Dataset entries Start Marker

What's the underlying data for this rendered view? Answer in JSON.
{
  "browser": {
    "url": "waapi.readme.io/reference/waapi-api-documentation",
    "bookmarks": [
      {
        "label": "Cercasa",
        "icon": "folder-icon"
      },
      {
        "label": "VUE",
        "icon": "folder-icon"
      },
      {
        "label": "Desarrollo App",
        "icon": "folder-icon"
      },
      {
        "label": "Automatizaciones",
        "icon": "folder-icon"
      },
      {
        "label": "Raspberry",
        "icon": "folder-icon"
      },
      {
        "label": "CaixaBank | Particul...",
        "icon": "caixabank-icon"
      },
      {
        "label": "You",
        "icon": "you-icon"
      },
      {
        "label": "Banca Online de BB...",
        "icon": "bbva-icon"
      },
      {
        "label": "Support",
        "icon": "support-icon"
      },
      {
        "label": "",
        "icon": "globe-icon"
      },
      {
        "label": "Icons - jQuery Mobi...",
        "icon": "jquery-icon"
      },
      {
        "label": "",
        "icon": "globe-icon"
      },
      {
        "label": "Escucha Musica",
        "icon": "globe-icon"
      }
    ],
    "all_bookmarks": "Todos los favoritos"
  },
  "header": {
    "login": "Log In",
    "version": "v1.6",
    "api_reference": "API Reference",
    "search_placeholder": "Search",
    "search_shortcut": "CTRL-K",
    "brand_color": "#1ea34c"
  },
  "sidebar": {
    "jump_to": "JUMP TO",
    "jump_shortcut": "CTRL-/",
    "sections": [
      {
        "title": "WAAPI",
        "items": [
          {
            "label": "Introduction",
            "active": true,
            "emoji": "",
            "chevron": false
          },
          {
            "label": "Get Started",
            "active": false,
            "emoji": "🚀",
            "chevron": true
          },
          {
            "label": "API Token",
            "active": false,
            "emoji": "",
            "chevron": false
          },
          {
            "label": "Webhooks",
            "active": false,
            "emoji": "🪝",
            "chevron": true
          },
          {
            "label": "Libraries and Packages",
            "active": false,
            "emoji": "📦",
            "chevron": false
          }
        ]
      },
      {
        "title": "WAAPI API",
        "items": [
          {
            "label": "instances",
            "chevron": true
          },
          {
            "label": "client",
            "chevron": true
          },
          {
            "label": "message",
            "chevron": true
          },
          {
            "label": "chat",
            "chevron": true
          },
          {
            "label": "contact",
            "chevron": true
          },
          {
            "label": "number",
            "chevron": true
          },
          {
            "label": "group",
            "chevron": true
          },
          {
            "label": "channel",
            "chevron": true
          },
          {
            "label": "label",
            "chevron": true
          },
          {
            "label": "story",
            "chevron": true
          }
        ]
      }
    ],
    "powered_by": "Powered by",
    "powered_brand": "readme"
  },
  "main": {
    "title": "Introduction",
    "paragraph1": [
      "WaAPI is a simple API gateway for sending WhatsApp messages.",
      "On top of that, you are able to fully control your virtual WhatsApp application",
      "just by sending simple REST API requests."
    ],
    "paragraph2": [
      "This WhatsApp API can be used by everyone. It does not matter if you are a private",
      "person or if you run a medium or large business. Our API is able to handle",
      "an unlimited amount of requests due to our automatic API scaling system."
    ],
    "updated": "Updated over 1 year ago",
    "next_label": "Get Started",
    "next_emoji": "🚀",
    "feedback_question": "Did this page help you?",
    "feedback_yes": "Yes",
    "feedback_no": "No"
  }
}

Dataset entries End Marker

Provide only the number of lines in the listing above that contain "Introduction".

2